Writing Recipes

For someone who is new to the packaging world, writing package recipes can seem quite intimidating. Even people who are not new to it would agree that writing package recipes is often boring and tiresome, not to mention highly error-prone. Example recipes and templates help, sure, but one would rather their life was made easier and their package recipe was generated automatically and was perfectly concise. There is Conda Skeleton, an automatic conda recipe generator provided with conda-build. Conda Skeleton is a helpful tool indeed. But it falls short of being the perfect recipe generator for several reasons:

  • It is slow in generating recipes.
  • It cannot be deployed on systems without conda.
  • It has a huge number of dependencies.
  • The recipes it generates are not always concise.

These shortcomings in conda-skeleton led to the development of Grayskull in the conda-forge community by Marcelo Trevisani.

Grayskull  -  The Community-Developed conda Recipe Generator

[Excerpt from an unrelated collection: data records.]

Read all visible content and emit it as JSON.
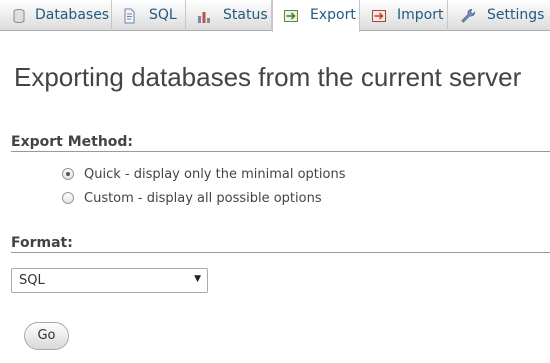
{
  "tabs": [
    {
      "label": "Databases",
      "icon": "database-icon"
    },
    {
      "label": "SQL",
      "icon": "sql-document-icon"
    },
    {
      "label": "Status",
      "icon": "status-chart-icon"
    },
    {
      "label": "Export",
      "icon": "export-icon",
      "active": true
    },
    {
      "label": "Import",
      "icon": "import-icon"
    },
    {
      "label": "Settings",
      "icon": "wrench-icon"
    }
  ],
  "page": {
    "title": "Exporting databases from the current server"
  },
  "export_method": {
    "heading": "Export Method:",
    "options": [
      {
        "label": "Quick - display only the minimal options",
        "checked": true
      },
      {
        "label": "Custom - display all possible options",
        "checked": false
      }
    ]
  },
  "format": {
    "heading": "Format:",
    "selected": "SQL"
  },
  "go_button": {
    "label": "Go"
  },
  "colors": {
    "tab_text": "#235a81",
    "text": "#444444",
    "rule": "#999999"
  }
}
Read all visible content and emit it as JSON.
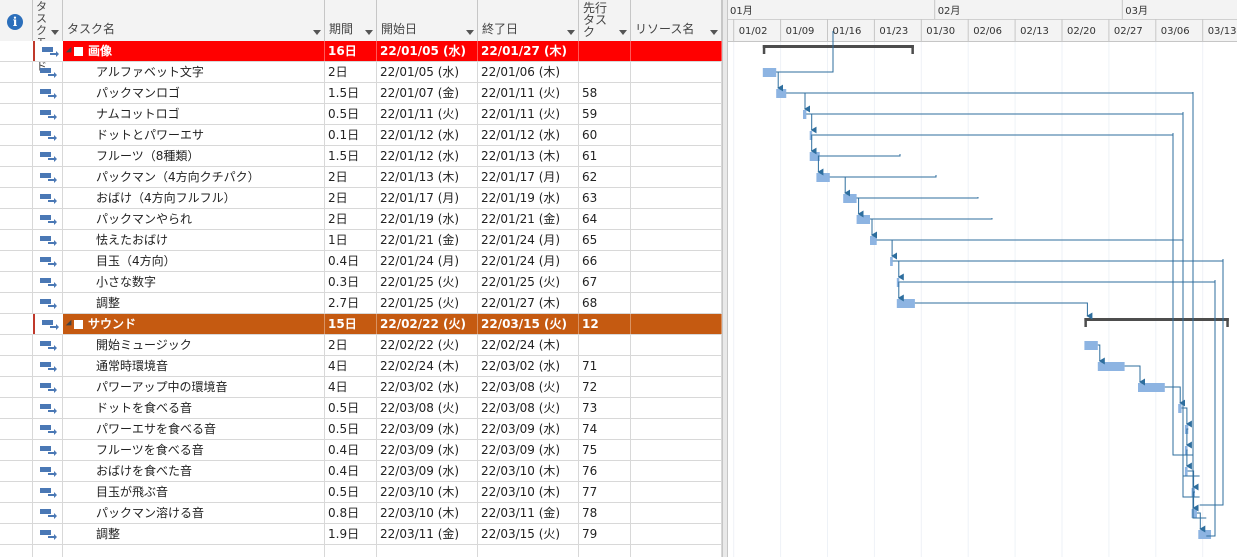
{
  "header": {
    "info_icon": "i",
    "mode": "タスク モード",
    "task_name": "タスク名",
    "duration": "期間",
    "start": "開始日",
    "finish": "終了日",
    "predecessors": "先行タスク",
    "resources": "リソース名"
  },
  "timeline": {
    "months": [
      "01月",
      "02月",
      "03月"
    ],
    "weeks": [
      "01/02",
      "01/09",
      "01/16",
      "01/23",
      "01/30",
      "02/06",
      "02/13",
      "02/20",
      "02/27",
      "03/06",
      "03/13"
    ]
  },
  "colors": {
    "summary1": "#ff0000",
    "summary2": "#c55a11",
    "bar": "#8db4e2",
    "link": "#2e6e9e",
    "summary_bar": "#4d4d4d"
  },
  "tasks": [
    {
      "name": "画像",
      "dur": "16日",
      "start": "22/01/05 (水)",
      "finish": "22/01/27 (木)",
      "pred": "",
      "summary": 1
    },
    {
      "name": "アルファベット文字",
      "dur": "2日",
      "start": "22/01/05 (水)",
      "finish": "22/01/06 (木)",
      "pred": ""
    },
    {
      "name": "パックマンロゴ",
      "dur": "1.5日",
      "start": "22/01/07 (金)",
      "finish": "22/01/11 (火)",
      "pred": "58"
    },
    {
      "name": "ナムコットロゴ",
      "dur": "0.5日",
      "start": "22/01/11 (火)",
      "finish": "22/01/11 (火)",
      "pred": "59"
    },
    {
      "name": "ドットとパワーエサ",
      "dur": "0.1日",
      "start": "22/01/12 (水)",
      "finish": "22/01/12 (水)",
      "pred": "60"
    },
    {
      "name": "フルーツ（8種類）",
      "dur": "1.5日",
      "start": "22/01/12 (水)",
      "finish": "22/01/13 (木)",
      "pred": "61"
    },
    {
      "name": "パックマン（4方向クチパク）",
      "dur": "2日",
      "start": "22/01/13 (木)",
      "finish": "22/01/17 (月)",
      "pred": "62"
    },
    {
      "name": "おばけ（4方向フルフル）",
      "dur": "2日",
      "start": "22/01/17 (月)",
      "finish": "22/01/19 (水)",
      "pred": "63"
    },
    {
      "name": "パックマンやられ",
      "dur": "2日",
      "start": "22/01/19 (水)",
      "finish": "22/01/21 (金)",
      "pred": "64"
    },
    {
      "name": "怯えたおばけ",
      "dur": "1日",
      "start": "22/01/21 (金)",
      "finish": "22/01/24 (月)",
      "pred": "65"
    },
    {
      "name": "目玉（4方向）",
      "dur": "0.4日",
      "start": "22/01/24 (月)",
      "finish": "22/01/24 (月)",
      "pred": "66"
    },
    {
      "name": "小さな数字",
      "dur": "0.3日",
      "start": "22/01/25 (火)",
      "finish": "22/01/25 (火)",
      "pred": "67"
    },
    {
      "name": "調整",
      "dur": "2.7日",
      "start": "22/01/25 (火)",
      "finish": "22/01/27 (木)",
      "pred": "68"
    },
    {
      "name": "サウンド",
      "dur": "15日",
      "start": "22/02/22 (火)",
      "finish": "22/03/15 (火)",
      "pred": "12",
      "summary": 2
    },
    {
      "name": "開始ミュージック",
      "dur": "2日",
      "start": "22/02/22 (火)",
      "finish": "22/02/24 (木)",
      "pred": ""
    },
    {
      "name": "通常時環境音",
      "dur": "4日",
      "start": "22/02/24 (木)",
      "finish": "22/03/02 (水)",
      "pred": "71"
    },
    {
      "name": "パワーアップ中の環境音",
      "dur": "4日",
      "start": "22/03/02 (水)",
      "finish": "22/03/08 (火)",
      "pred": "72"
    },
    {
      "name": "ドットを食べる音",
      "dur": "0.5日",
      "start": "22/03/08 (火)",
      "finish": "22/03/08 (火)",
      "pred": "73"
    },
    {
      "name": "パワーエサを食べる音",
      "dur": "0.5日",
      "start": "22/03/09 (水)",
      "finish": "22/03/09 (水)",
      "pred": "74"
    },
    {
      "name": "フルーツを食べる音",
      "dur": "0.4日",
      "start": "22/03/09 (水)",
      "finish": "22/03/09 (水)",
      "pred": "75"
    },
    {
      "name": "おばけを食べた音",
      "dur": "0.4日",
      "start": "22/03/09 (水)",
      "finish": "22/03/10 (木)",
      "pred": "76"
    },
    {
      "name": "目玉が飛ぶ音",
      "dur": "0.5日",
      "start": "22/03/10 (木)",
      "finish": "22/03/10 (木)",
      "pred": "77"
    },
    {
      "name": "パックマン溶ける音",
      "dur": "0.8日",
      "start": "22/03/10 (木)",
      "finish": "22/03/11 (金)",
      "pred": "78"
    },
    {
      "name": "調整",
      "dur": "1.9日",
      "start": "22/03/11 (金)",
      "finish": "22/03/15 (火)",
      "pred": "79"
    }
  ]
}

Grayskull is an automatic conda recipe generator that generates concise conda recipes for Python packages available on PyPI and GitHub. It significantly improves upon conda-skeleton in terms of speed, conciseness of the recipes, packaging environment specificity, and memory usage. Grayskull has proved to be an extremely useful tool for the packaging ecosystem by generating very accurate recipes very quickly.

A flow chart showing the words 'package name' connected to a gray colored skull via a rightward arrow, the skull is connected via a rightward arrow to a curled up paper with recipe content on it

Grayskull  - An Improvement Upon conda-skeleton

Grayskull generates recipes that take into consideration the platform, Python version available, selectors, compilers (Fortran, C and C++), package constraints, license type, etc. It uses metadata available from multiple sources to create the best recipe possible.

The table below compares and contrasts the performance and mechanisms of Grayskull and conda-skeleton:

Grayskull conda-skeleton
Detects when the recipe supports noarch:python Does not detect noarch:python
Always tries to detect compilers Does not detect compilers
Standalone application, can be deployed on systems without conda Relies on conda
Light weight due to reduced dependencies Huge number of dependencies due to reliance on conda
pip installable Not pip installable
Creates a small, temporary virtual env to stimulate the installation of the package using the source tarball Creates a seperate conda env and runs the solver, hence takes up a lot of time
Generates concise recipes Sometimes mixes up dependencies and generates unnecessarily bloated recipes

Improving conda-skeleton is Tough

conda-skeleton the recipe generator is very tightly coupled with conda-build, the package builder. Due to this, it is very risky to try and change any functionality in conda-skeleton, as it could lead to breaking something in conda-build itself. Also worth noting is that the conda-skeleton code is not very modular and does not contain very many comments. This can make onboarding to conda-skeleton a difficult and time-consuming task.

Grayskull, on the other hand, is a standalone tool. The code is very interchangeable, which makes it easier to add new functionality or update existing functionality. Grayskull also has ample comments describing each function in the code, which makes it easier for new people to onboard and understand the codebase.

Embracing Community Innovation

Anaconda, the company behind conda and conda-skeleton, gracefully acknowledged the advantages of Grayskull over conda-skeleton and has been supporting Grayskull and is making efforts to adopt it as the de facto conda recipe generator. This also falls in line with the conda project efforts.

During my internship at Anaconda I worked on Grayskull, adding more package origins to it, and taking it a step further to being a versitile conda recipe generator. In the follow up blog I talk about my work during the internship and my experience at Anaconda.